This past weekend I had an appointment to donate blood platelets in honor of poor Dink. I donate blood as often as my guilt catches up with me so I'm okay with needles and seeing my own blood. I'm O+ so I'm a trooper.
I got the straight dope on platelet donation from Sarah so I wasn't nervous. The nurse lady who walked me through the questionnaire and took my stats was really nice. I pointed out my favorite bulging blue vein but apparently it was too squishy so I would need a double needle. Left arm intake, right arm outtake. The set-up is really nice. You get a comfy heated chair and your own movie to watch. I chose "Iron Man". The day before, I tried to drink a lot of milk to help my platelets but I still had to chew tums to boost my calcium. They used a pretty thick needle (14 gauge). The intake arm was getting a mix of blood thinner citrate and my outtake arm was blood - which is fed into a machine to sort out the platelets. My left arm would receive my own blood back into me eventually.
It was going fine for a while but I got the lip tingles so they gave me more tums and dialed down my machine. My stomach started feeling really awful but I ignored it figuring that it was a reaction to the tums. More lip tingling and another dial down within an hour. Then I started feeling REALLY awful and nauseous so I flagged over the nurses. They turned off the machine, got my feet up and pumped my blood back into me. It turns out the citrate blood thinner doesn't agree with me. I had to spend another hour to recover enough to drive and at home I camped out on the sofa feeling gross for the rest of the day. My teeth were aching all night. On the up side, they did get some (not a lot) platelets!

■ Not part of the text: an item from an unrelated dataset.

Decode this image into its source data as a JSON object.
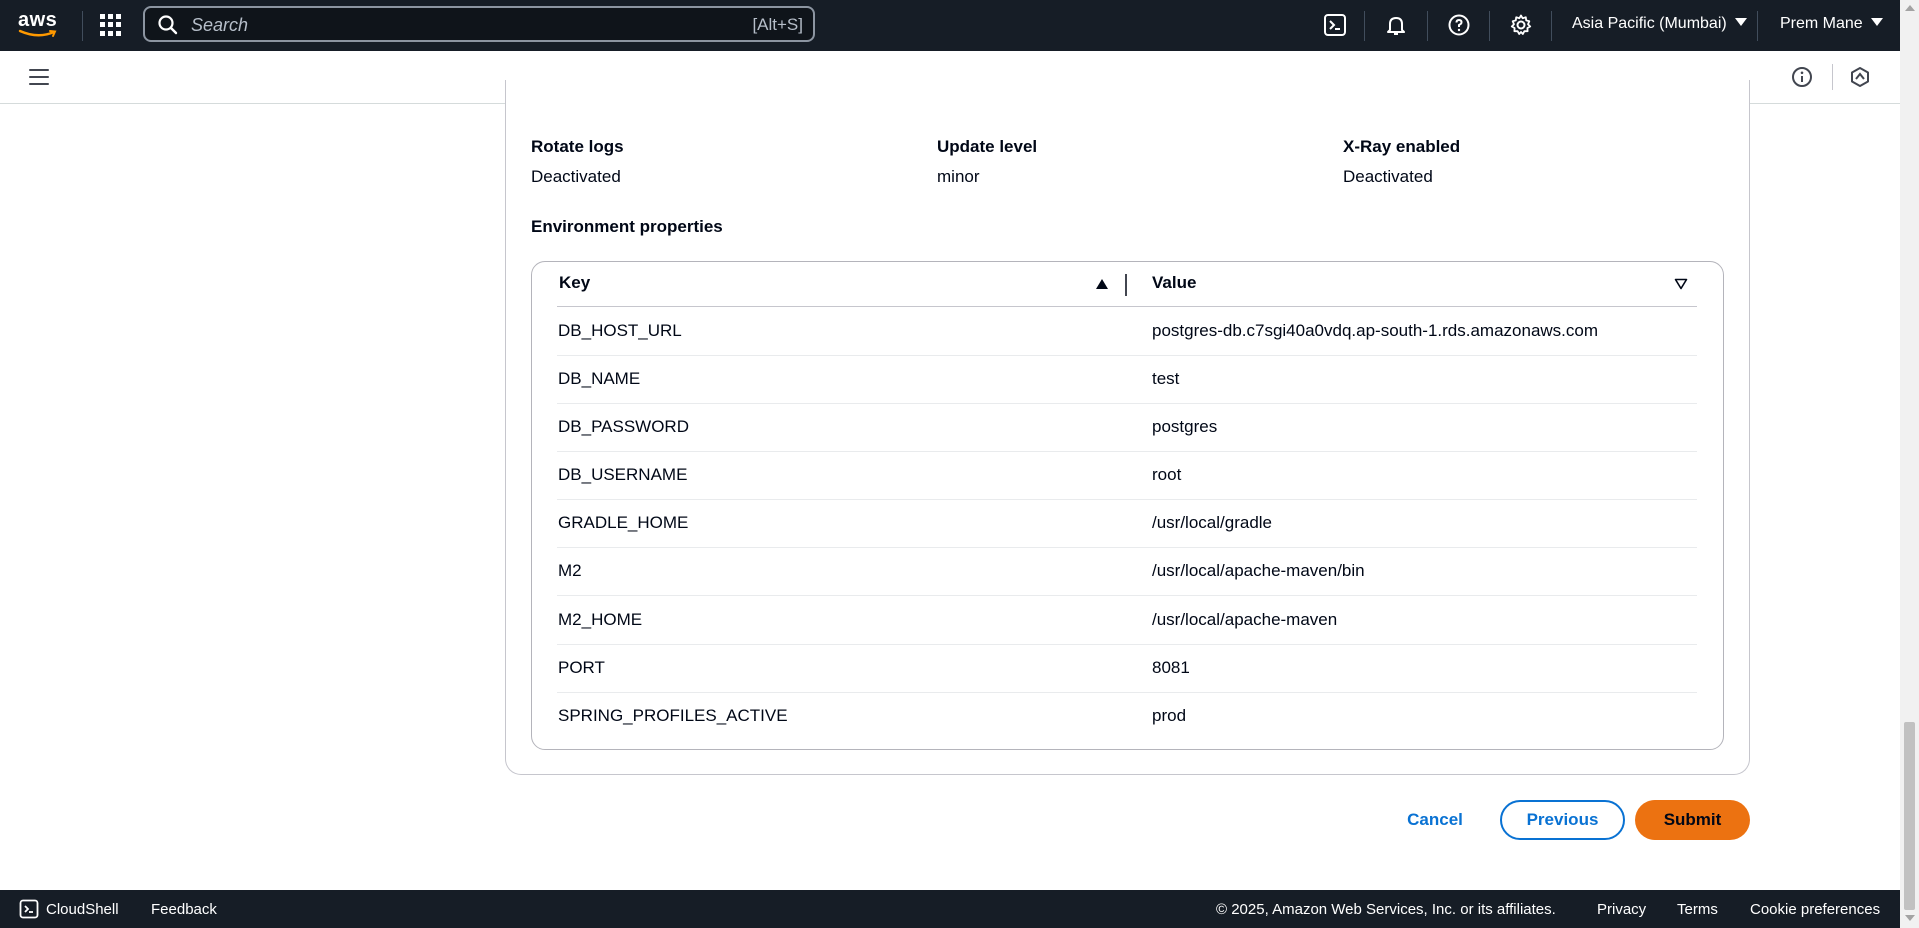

I decided to read up on this citrate BS. I have been on blood thinners before so I know I could tolerate them. It turns out about 1% of platelet donors have a bad reaction to this stuff. But my goodness, my reaction was a cake walk compared to some of the reactions I read about - seizures and muscle rigidity. I started thinking about me and medical probability. I was one of the 30% of the population who had a patent foramen ovale. I was one of the small percentage of women who had a stroke while on birth control pills. I bet I'll wind up one of the 3% of women who get pregnant using condoms. But on the up side, I kicked medical probability's ass by surviving my stroke and recovering so well.